══ Exercise data

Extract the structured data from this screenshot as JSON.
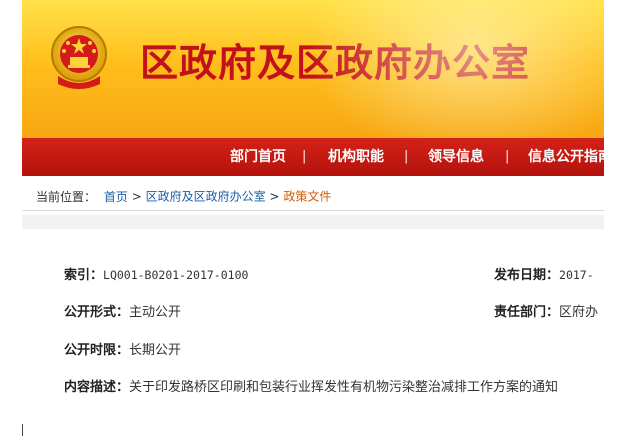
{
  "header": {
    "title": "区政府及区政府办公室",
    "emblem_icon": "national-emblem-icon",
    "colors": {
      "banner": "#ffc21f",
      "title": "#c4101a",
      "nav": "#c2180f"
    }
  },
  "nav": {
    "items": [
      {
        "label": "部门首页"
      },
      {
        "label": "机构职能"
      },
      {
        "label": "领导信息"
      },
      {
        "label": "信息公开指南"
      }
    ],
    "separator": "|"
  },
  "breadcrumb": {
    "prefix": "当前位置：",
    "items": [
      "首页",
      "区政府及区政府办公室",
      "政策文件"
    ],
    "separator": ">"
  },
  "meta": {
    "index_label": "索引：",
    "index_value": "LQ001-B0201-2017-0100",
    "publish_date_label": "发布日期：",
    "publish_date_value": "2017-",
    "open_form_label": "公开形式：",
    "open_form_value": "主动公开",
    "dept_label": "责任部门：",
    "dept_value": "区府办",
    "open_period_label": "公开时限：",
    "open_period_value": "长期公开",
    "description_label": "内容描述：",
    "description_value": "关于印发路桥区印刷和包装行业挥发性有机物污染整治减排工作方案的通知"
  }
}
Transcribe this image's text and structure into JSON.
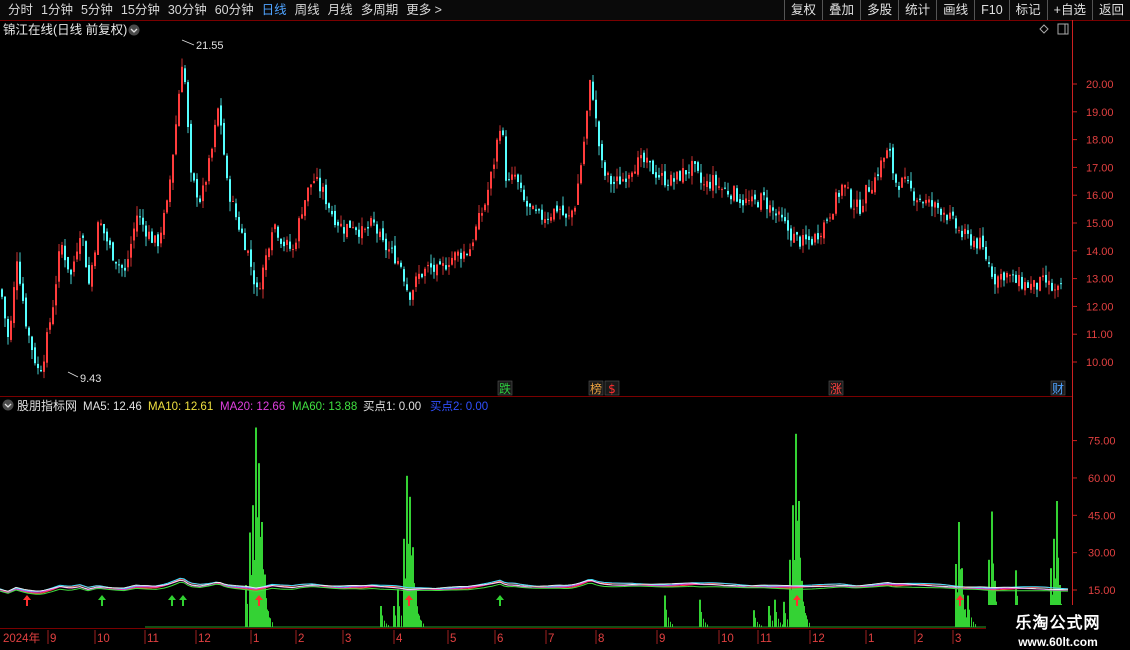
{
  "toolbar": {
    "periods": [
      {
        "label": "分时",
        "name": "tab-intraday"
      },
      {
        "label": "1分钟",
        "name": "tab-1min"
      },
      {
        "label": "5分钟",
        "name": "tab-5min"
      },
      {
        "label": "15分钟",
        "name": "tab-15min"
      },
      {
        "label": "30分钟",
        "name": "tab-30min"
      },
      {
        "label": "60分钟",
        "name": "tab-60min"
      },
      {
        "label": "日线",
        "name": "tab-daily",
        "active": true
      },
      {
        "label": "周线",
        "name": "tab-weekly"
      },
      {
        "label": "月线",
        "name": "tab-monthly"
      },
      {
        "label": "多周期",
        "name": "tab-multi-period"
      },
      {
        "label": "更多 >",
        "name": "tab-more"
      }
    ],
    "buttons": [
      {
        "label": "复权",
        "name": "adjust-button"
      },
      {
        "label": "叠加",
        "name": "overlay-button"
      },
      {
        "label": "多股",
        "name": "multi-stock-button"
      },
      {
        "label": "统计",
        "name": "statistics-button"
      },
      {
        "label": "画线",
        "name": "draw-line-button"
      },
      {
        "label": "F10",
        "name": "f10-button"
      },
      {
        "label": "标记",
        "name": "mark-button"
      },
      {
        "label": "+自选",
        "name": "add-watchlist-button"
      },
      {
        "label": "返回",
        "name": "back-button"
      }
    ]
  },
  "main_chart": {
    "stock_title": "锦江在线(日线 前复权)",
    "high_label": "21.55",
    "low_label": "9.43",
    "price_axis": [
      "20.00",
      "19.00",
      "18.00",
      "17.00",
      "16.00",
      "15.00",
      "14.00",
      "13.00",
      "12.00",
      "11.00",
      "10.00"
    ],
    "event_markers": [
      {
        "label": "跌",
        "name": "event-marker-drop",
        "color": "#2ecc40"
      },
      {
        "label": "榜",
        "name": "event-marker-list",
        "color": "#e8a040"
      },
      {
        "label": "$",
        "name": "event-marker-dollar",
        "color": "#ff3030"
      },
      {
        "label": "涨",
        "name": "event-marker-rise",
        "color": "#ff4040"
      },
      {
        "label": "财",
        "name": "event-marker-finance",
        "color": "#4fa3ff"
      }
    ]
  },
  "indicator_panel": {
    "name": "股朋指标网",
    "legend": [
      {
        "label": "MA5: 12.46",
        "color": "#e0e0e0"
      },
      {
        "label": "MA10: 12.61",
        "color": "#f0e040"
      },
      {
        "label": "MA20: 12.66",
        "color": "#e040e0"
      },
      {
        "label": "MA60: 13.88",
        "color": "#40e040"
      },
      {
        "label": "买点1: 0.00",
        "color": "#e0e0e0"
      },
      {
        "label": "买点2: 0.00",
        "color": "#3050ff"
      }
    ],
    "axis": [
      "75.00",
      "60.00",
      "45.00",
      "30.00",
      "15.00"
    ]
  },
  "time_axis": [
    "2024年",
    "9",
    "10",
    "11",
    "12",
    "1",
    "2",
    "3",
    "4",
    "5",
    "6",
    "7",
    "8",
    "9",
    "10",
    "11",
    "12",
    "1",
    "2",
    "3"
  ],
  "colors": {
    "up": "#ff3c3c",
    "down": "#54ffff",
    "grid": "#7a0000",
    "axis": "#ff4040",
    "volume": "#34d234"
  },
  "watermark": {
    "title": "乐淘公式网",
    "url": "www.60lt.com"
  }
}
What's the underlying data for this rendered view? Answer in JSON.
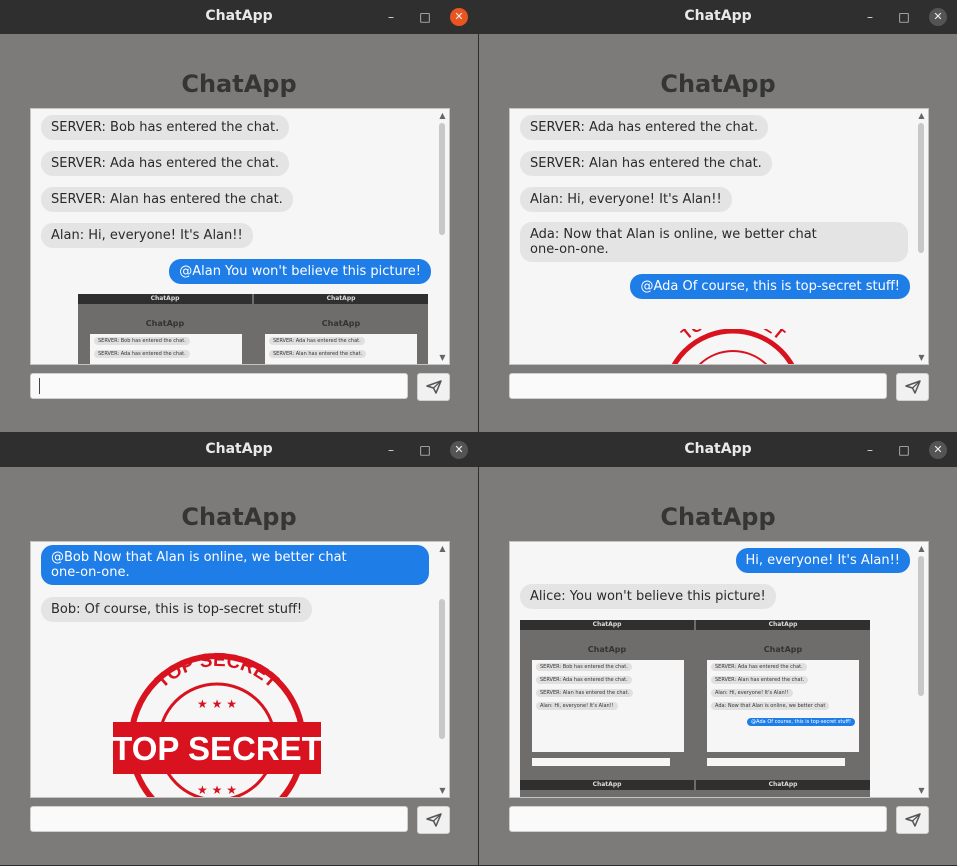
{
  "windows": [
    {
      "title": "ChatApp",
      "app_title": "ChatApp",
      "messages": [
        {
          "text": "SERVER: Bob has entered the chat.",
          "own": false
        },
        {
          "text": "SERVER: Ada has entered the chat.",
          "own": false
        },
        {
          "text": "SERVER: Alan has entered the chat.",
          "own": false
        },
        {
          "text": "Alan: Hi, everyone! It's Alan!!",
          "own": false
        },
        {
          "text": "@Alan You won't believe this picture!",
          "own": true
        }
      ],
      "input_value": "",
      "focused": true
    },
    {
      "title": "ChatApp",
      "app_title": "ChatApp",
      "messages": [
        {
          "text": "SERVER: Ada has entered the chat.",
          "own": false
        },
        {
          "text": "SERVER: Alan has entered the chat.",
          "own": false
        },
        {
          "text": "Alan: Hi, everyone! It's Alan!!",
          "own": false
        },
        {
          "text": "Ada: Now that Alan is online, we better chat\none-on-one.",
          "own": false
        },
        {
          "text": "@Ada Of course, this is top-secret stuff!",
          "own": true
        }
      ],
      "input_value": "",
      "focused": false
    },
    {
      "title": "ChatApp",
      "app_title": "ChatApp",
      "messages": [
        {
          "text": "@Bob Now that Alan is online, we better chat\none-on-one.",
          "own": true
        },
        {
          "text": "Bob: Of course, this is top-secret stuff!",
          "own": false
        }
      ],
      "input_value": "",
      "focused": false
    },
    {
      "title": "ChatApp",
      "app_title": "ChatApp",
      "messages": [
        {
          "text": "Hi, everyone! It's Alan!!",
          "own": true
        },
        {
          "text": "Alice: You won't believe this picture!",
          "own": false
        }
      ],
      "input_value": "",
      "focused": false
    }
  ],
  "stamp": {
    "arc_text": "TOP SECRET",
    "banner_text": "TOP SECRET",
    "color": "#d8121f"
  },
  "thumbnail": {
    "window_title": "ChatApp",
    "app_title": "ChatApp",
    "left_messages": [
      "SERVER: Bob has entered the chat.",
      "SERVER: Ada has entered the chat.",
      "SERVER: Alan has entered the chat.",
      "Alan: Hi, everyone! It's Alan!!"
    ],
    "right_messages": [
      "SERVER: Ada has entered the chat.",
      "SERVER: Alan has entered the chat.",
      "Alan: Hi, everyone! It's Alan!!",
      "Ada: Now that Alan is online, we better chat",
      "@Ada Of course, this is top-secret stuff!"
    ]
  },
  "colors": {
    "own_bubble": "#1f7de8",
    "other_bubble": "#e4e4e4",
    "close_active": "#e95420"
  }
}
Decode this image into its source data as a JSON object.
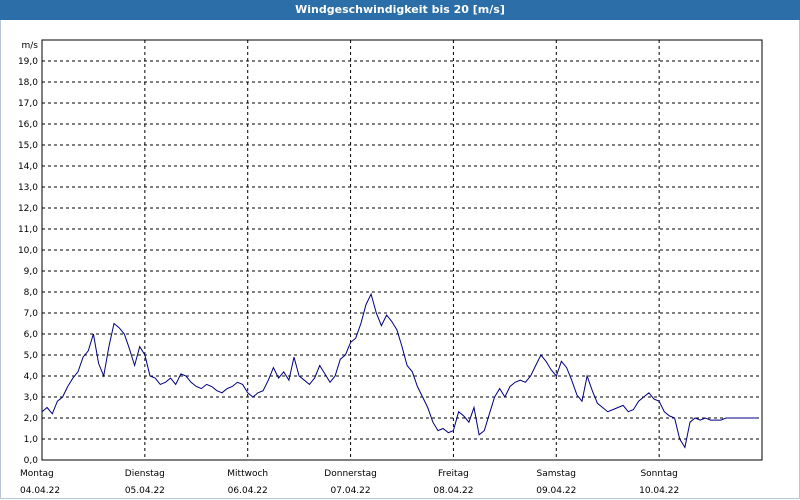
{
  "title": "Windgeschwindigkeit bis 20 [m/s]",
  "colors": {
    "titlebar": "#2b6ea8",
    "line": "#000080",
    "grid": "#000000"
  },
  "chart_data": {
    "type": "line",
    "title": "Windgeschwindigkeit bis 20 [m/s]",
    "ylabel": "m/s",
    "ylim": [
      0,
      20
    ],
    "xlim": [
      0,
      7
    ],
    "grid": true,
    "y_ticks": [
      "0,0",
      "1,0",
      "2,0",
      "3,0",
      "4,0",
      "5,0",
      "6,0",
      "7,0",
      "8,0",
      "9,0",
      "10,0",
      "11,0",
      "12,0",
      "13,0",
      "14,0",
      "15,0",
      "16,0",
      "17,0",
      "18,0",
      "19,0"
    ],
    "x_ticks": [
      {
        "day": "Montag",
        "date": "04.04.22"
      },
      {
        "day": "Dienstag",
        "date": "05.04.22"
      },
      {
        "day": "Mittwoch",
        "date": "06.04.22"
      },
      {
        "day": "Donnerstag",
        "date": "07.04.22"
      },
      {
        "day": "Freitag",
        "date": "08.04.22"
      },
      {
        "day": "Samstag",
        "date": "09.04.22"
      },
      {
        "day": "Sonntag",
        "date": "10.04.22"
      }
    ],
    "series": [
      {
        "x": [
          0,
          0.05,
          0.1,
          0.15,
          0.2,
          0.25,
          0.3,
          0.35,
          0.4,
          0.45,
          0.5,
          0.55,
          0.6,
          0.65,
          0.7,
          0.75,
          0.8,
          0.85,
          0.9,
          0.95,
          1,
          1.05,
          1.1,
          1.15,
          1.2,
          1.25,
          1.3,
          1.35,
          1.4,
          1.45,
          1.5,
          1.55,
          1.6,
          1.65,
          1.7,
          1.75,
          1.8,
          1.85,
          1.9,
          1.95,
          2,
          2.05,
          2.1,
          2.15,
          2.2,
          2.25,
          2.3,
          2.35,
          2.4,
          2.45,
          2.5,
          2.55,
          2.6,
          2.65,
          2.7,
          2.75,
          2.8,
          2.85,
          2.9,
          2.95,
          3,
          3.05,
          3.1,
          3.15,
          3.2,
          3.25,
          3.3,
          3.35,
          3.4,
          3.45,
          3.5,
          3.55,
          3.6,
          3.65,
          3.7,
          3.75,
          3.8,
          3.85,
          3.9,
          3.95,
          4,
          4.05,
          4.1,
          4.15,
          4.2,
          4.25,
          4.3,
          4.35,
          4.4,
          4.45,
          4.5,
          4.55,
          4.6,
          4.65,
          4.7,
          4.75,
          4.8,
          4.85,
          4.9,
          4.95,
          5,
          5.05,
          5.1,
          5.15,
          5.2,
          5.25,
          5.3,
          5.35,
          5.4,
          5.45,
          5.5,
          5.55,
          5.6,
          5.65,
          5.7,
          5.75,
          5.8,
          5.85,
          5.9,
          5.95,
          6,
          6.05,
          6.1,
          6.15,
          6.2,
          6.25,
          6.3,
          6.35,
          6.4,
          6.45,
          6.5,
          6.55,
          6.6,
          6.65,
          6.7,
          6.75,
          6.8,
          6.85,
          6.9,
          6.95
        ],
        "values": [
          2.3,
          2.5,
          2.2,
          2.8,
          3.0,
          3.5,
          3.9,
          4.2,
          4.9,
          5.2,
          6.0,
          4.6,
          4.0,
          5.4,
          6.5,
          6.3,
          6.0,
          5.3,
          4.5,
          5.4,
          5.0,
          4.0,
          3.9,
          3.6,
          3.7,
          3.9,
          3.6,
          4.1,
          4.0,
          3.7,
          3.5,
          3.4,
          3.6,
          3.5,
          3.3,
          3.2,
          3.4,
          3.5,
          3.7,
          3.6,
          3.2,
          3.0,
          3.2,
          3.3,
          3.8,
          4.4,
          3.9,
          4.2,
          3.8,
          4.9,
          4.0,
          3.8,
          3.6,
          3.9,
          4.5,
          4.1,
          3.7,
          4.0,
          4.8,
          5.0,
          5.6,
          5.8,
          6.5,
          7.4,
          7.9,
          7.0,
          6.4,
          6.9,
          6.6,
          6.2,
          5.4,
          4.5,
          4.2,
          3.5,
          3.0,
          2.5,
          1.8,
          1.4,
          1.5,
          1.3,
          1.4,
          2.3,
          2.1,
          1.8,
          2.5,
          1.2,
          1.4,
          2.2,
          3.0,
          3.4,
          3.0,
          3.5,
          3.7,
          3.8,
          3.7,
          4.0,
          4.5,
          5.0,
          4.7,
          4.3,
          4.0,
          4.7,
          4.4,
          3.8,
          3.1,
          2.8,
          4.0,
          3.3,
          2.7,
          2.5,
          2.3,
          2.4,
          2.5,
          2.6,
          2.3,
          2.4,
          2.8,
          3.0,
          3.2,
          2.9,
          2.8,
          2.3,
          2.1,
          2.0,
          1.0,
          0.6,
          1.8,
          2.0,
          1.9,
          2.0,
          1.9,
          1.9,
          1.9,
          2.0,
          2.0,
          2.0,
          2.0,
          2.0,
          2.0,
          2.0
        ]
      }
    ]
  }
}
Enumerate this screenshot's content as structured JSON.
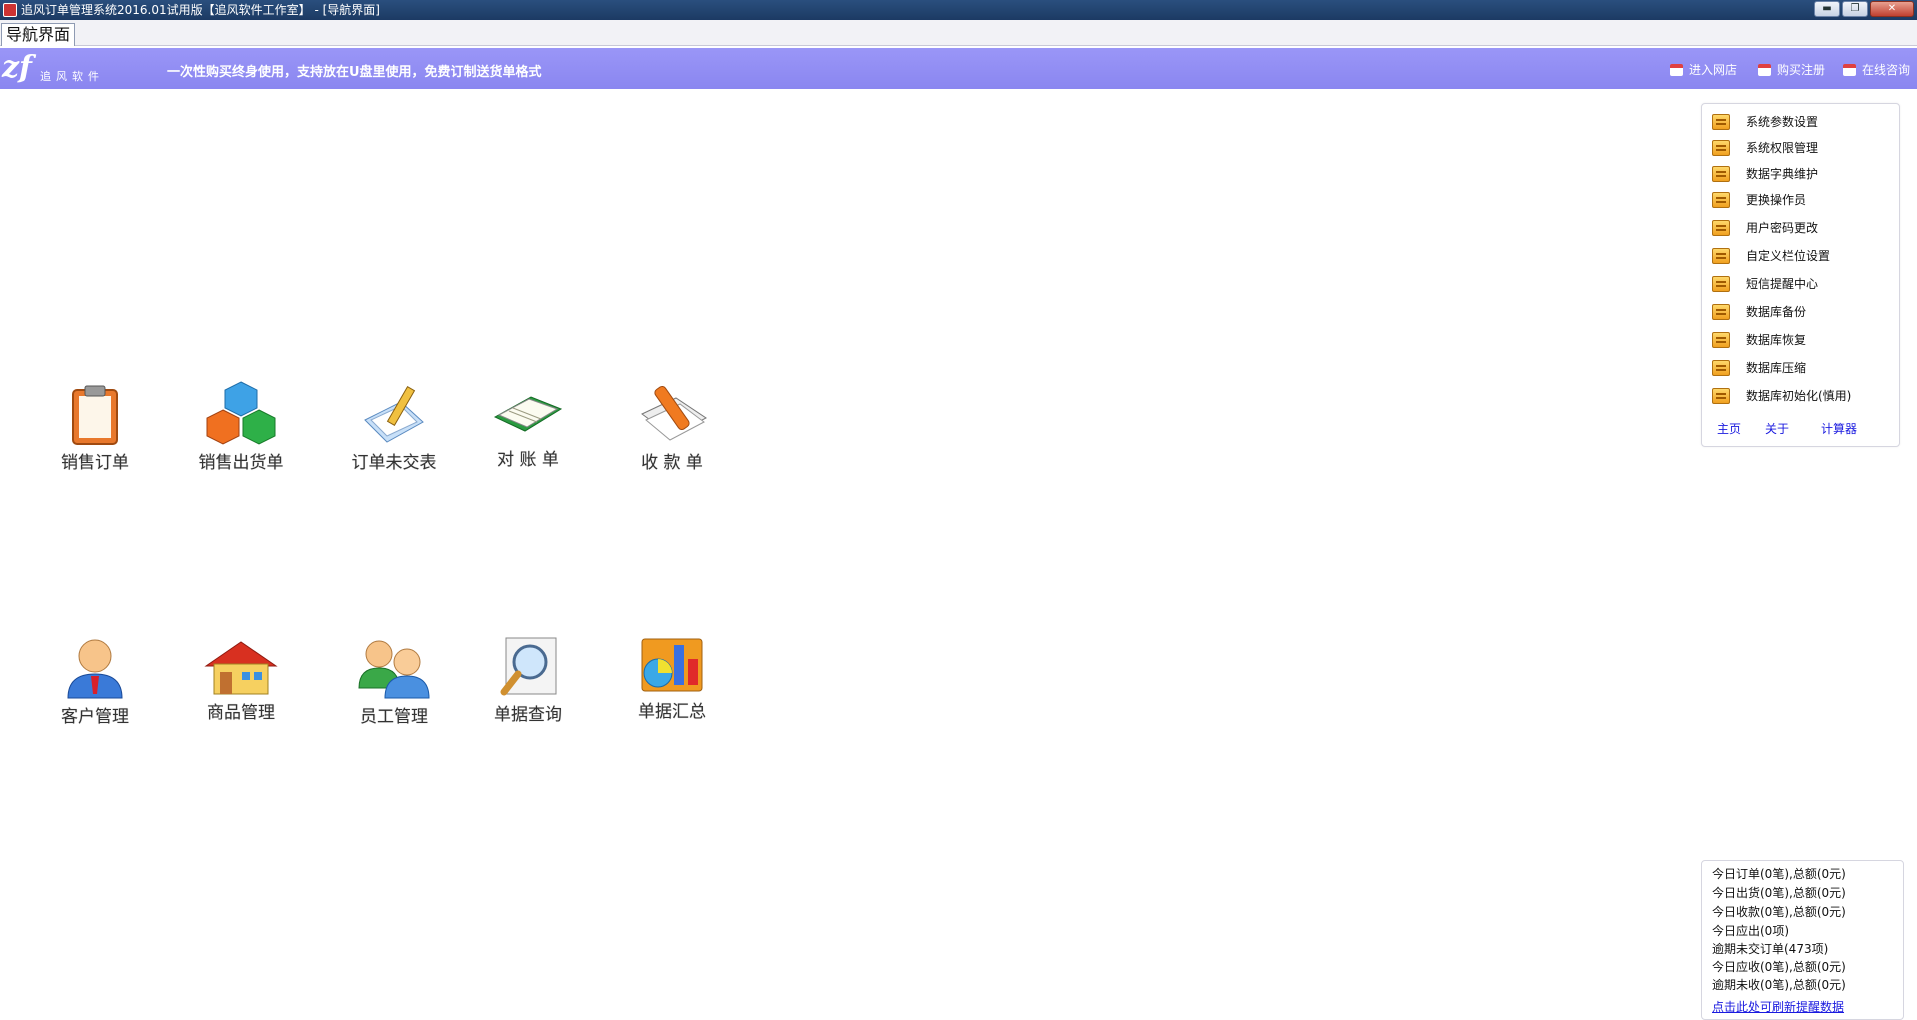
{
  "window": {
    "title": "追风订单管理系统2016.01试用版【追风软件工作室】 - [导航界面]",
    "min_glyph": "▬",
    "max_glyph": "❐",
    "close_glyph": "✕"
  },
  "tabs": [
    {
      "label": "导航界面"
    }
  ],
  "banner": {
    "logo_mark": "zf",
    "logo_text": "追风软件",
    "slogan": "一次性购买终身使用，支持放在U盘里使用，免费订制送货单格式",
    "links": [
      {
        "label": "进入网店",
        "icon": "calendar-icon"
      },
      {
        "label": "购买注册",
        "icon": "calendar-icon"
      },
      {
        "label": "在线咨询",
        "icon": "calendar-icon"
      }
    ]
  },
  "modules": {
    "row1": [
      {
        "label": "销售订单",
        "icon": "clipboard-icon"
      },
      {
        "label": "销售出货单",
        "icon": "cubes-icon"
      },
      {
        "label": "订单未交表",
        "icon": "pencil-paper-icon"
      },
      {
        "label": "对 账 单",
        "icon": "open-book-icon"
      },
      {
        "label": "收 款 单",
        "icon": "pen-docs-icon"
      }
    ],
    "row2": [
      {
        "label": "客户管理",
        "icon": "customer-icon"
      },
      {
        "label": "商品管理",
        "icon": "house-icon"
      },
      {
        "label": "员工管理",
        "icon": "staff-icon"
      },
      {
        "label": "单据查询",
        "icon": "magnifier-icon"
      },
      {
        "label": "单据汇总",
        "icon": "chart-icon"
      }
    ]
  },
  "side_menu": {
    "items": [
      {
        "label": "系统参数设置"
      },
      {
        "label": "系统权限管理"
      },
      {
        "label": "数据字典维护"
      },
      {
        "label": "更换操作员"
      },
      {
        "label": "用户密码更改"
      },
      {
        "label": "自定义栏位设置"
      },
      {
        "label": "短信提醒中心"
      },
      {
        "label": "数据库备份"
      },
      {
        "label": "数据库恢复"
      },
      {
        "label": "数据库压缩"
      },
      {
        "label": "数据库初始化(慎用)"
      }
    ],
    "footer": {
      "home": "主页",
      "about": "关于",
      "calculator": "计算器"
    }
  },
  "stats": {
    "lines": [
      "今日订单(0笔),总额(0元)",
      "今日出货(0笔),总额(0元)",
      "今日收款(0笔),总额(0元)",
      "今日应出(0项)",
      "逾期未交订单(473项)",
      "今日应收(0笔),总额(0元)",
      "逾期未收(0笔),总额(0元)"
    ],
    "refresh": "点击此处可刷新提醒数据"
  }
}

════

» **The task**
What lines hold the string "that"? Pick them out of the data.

» **Written answer**
          "text": "Ada: Now that Alan is online, we better chat\none-on-one.",
          "text": "@Bob Now that Alan is online, we better chat\none-on-one.",
      "Ada: Now that Alan is online, we better chat",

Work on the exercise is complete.